The film has an interesting enough premise: a girl in 1959 writes a shit-ton of numbers on a sheet of paper and adds it to her class' time capsul. 50 years later, the time capsul is dug up and the paper uncovered. Nic Cage, being the super genius we all know he is, discovers that the numbers relate to every major disaster that has happened over the past 50 years (with 3 yet to occur). From there it's a little mystery, some cool effects, some distubring situations, and holy fuckness.
The acting isn't too shabby. A little bit of over-the-topness from Nicky, but what do you expect? The guy has had something of a losing streak lately, and it's nice to see him in a movie I'll actually admit to watching. Rose Byrne is in the film and she's a little--excessive at times, but for the most part acceptable. But let's face it, I didn't go to this movie for Oscar-worthy acting, and I don't think anyone else did either.
So what DID we go for? Glad you asked. The shit hitting the fan, to put it bluntly. This is a sci-fi film, but it's also a disaster movie. As such, there has to be some cool scenarios. Rest assured, there are. The effects kind of flip-flopped between being excellent to being "just decent", but the content of the scene as a whole really kept me from being overly critical of the CG and whatnot. There's a plane crash that looks badass (and, to be honest, I was a little shocked by the brutality of it), a subway crash that has it's ups and downs, and, well, I won't spoil the final hoorah...yet.
Note: Major SPOILERS follow.
Now I want to get into the part of this movie that really made me appreciate it. I think this movie did an excellent job of appealing to both sides of a never-ending debate: science or mircales, evolution or creation, chance or divine power.

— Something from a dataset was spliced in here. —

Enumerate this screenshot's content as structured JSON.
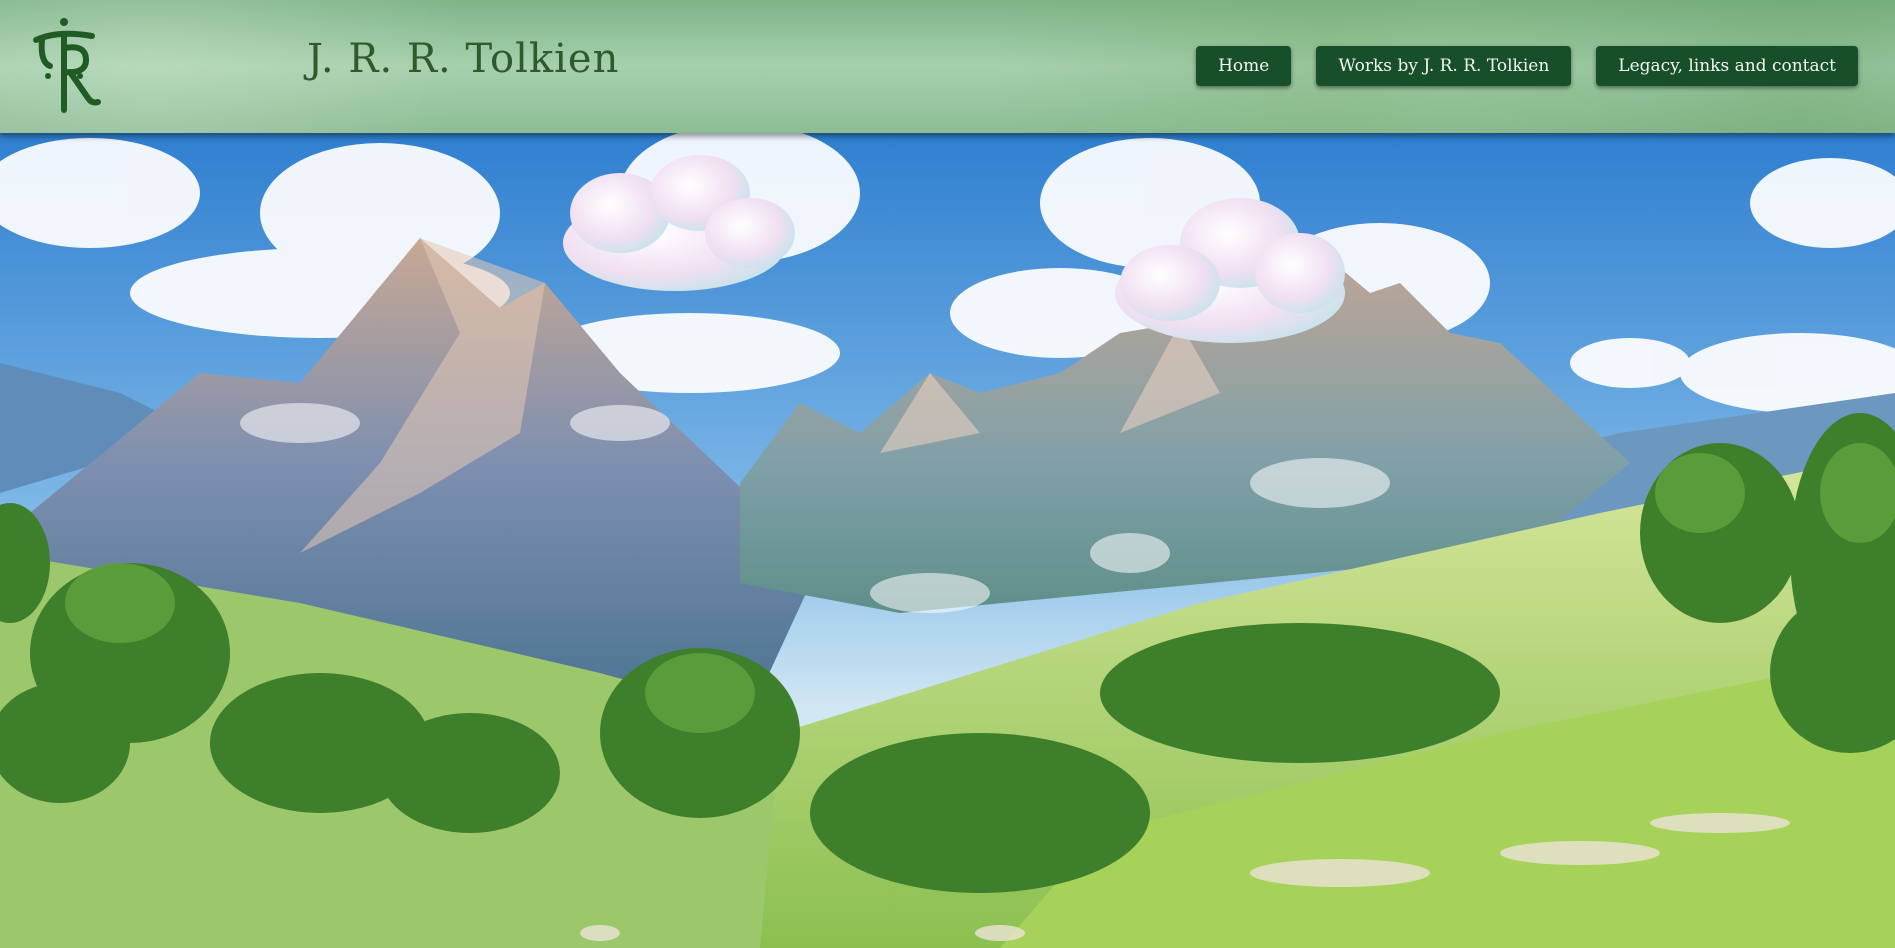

Although on the surface they say that the events in this film are the result of chance or science (mechanical malfunctions, weather, and solar flares, to be precise), one could also watch Knowing and see all kinds of religious symbolism. Towards the end, the aliens (yes, there are aliens involved) take on an angelic appearance once they revert to their true form (a type of wing can be seen), and it can also be interpretted that the aliens act as the voice of God (a higher power is speaking to the chosen). On top of that, they create a type of "Noah's Ark" to save the human race from total destruction (Armageddon).
And then, of course, if there is a God and if He created the entire universe, it would stand to reason He created the aliens. So, thinking back to Dogma, we remember that hearing God would kill us puny mortals, and therefore an intermediary would be needed to speak on God's behalf. Thus, the aliens bring a message from God to save humanity just before the End. Like I said, religious symbolism.
The film has its flaws, but it was entertaining, and it walks a line similar to the one The Exorcism of Emily Rose did--it gives the audience, who is divided by their beliefs of spirituality and science (or however you want to say it), a scenario, and then allows them to draw their own conclusions, find out what it means to them. Some see a freak natural occurance and aliens, others see God's wrath and the angels He has sent to save the chosen few. Two sides of the same coin? You decide.
I may be agnostic, but I can definitely appreciate a film that is put together in such a way as to not choose one side over another, but instead to work towards uniting--or at least accepting--both sides. Just because I'm not religious doesn't mean I abhor all things religious.
Anywho, Knowing is well crafted and entertaining. Definitely worth a watch.